The issue of mobility and top sport has gained prominence over the past few years. It was recently the topic of scientific debate at the International Conference “Globalised Football: Nations and Migration, The City and the Dream”, in Lisbon in May 2006.
The global mobility of human talent is at its most visible in the world of football, but it can equally be seen in other highly competitive sports where a lot of money is at stake. Out of the 14 teams in cricket’s last World Cup, ten had foreign coaches and training staff, something that would have been unimaginable even a decade ago.(2) Professional sports in North America – baseball, basketball, American football and ice hockey – show a similar migration of talent.
But football is the biggest international market by far for elite players from developing countries. Most of the players from developing countries in the 2006 Football World Cup play abroad, the majority of them in Europe where the sport is most competitive and lucrative. Every player on the Cote d’Ivoire national team, for example plays for a club outside his country.(3) Conversely, some European teams, like London's Arsenal, may be composed entirely of foreigners.(4) Another London club, Chelsea, had 17 players on 10 different national teams in the 2006 World Cup.(5)
The major European teams have scouts who travel across Africa and Latin America in search of promising, exportable new talent. And since the competition is so fierce, they have to find them earlier and earlier, before the other teams do. If some years ago players emigrated when they were eighteen or twenty, now it is common for them to leave their countries soon after they turn twelve.

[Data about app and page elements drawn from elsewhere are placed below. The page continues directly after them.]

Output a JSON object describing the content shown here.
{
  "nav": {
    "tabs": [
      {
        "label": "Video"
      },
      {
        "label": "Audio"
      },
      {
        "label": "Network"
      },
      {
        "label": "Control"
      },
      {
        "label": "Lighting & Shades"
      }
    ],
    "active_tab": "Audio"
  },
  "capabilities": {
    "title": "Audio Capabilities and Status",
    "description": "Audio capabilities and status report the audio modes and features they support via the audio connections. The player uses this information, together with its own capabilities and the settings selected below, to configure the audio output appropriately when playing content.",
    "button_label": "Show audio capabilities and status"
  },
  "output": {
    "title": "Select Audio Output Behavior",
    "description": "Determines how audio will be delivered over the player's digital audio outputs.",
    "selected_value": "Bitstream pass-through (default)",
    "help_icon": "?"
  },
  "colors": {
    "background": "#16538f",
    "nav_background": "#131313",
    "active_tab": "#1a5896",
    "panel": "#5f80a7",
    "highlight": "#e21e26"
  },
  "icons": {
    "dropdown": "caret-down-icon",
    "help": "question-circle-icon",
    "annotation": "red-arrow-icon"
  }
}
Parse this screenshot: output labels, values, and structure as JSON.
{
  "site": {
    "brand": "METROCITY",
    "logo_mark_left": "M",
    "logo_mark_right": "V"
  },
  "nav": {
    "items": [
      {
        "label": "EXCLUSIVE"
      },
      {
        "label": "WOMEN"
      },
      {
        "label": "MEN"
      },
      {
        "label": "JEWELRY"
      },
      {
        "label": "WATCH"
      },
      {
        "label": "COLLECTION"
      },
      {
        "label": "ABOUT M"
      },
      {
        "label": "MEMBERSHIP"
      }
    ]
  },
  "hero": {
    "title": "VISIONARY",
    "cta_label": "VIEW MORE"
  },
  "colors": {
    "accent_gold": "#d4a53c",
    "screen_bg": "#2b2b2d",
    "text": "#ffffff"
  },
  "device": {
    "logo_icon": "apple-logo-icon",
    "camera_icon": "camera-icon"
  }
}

There have been cases in which agents offered boys contracts that contained confusing stipulations about agents’ percentages of salaries and transfer fees.(6) Many young players from developing countries, promised untold riches by unscrupulous agents, have been exploited by the very people who were supposed to be looking after them. The phrase “football slavery” was even coined to describe football players who ended up living in poor conditions and little money many miles from their homeland.(7)

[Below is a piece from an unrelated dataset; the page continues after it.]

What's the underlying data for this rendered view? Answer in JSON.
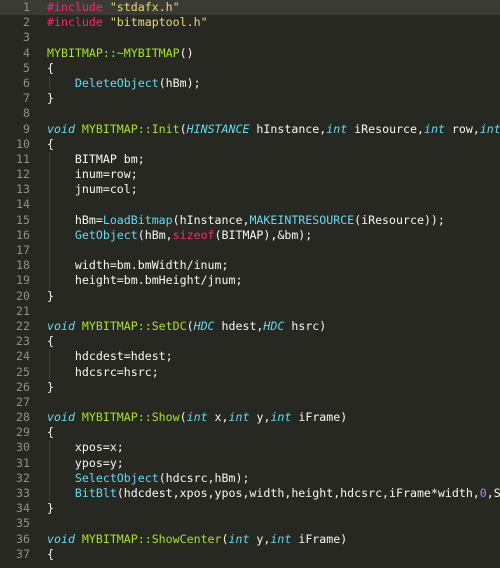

For many African and Latin American clubs, the only way they can stay afloat is by producing players to export to the major football centres in Europe.

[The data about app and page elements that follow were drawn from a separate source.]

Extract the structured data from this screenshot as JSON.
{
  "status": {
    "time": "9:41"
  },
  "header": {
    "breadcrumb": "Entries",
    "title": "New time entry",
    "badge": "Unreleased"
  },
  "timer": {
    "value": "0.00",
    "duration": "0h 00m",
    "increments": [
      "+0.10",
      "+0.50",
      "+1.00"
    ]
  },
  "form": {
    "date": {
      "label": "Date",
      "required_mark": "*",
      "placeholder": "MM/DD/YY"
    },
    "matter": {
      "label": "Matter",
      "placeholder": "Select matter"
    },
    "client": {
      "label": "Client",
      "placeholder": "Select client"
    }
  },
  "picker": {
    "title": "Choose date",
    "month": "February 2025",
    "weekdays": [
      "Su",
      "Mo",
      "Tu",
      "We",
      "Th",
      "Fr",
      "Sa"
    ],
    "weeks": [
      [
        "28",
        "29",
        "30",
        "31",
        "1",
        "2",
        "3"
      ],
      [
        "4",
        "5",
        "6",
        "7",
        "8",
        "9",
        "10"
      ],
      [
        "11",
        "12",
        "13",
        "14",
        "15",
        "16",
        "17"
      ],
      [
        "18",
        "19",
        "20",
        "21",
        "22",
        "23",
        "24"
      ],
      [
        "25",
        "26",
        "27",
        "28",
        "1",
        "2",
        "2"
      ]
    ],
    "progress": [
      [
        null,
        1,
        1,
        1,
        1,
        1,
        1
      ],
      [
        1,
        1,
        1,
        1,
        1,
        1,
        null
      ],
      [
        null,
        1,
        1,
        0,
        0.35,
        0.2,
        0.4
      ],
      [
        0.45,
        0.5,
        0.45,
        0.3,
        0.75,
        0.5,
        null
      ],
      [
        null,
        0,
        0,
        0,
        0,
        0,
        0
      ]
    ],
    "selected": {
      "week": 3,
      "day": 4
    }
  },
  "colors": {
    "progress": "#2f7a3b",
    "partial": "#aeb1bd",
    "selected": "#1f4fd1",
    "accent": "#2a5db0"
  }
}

Some national leagues in Europe have imposed a quota on the number of non-EU players for each team. In an effort to get around such restrictions, clubs help their foreign stars to change their nationality.(8) Over the past few years, many players have been investigated for holding false passports that enable them to play as “Europeans” on football teams.(9)
Some believe that African football has benefited from the export of its skilled players, and that the recent success of African national teams is contingent on the migration of elite talent.(10) The drain is thought to enhance the skills of migrant players, the transfer of know-how and better playing techniques to their home-based compatriots, and the overall popularity of the game on the continent.(11) Others charge that the “expropriation” of Africa’s playing resources is actually undermining the regional development of the game. Nevertheless, some of the best players continue to give time and money to their national team and their country of origin even after moving overseas.
The Confederation of African Football (CAF) and the Fédération Internationale de Football Association (FIFA) have tried to improve the situation: in 1997 the African Club Champions League was established to provide top-level club competition, and to create the structures and economic incentives needed to encourage players to remain with African clubs.(12) But in Latin America, where football is a well-established tradition, the migration is stronger than ever. European clubs pay their players so much more than any African or Latin American team, that such measures are unlikely to even slow down the “feet drain”.
Nevertheless, the success stories of young football stars that make it on the international football scene, will continue to inspire young people in developing countries for years to come. Serving as role-models for whole generations of youth, they can have a positive effect on local development. As young people play football, or other sports for that matter, they learn about teamwork and fair play. Sports enhances personal development and growth of both boys and girls, builds their self esteem and can open doors to new opportunities. This, in turn, can contribute to the well-being of communities and countries at large.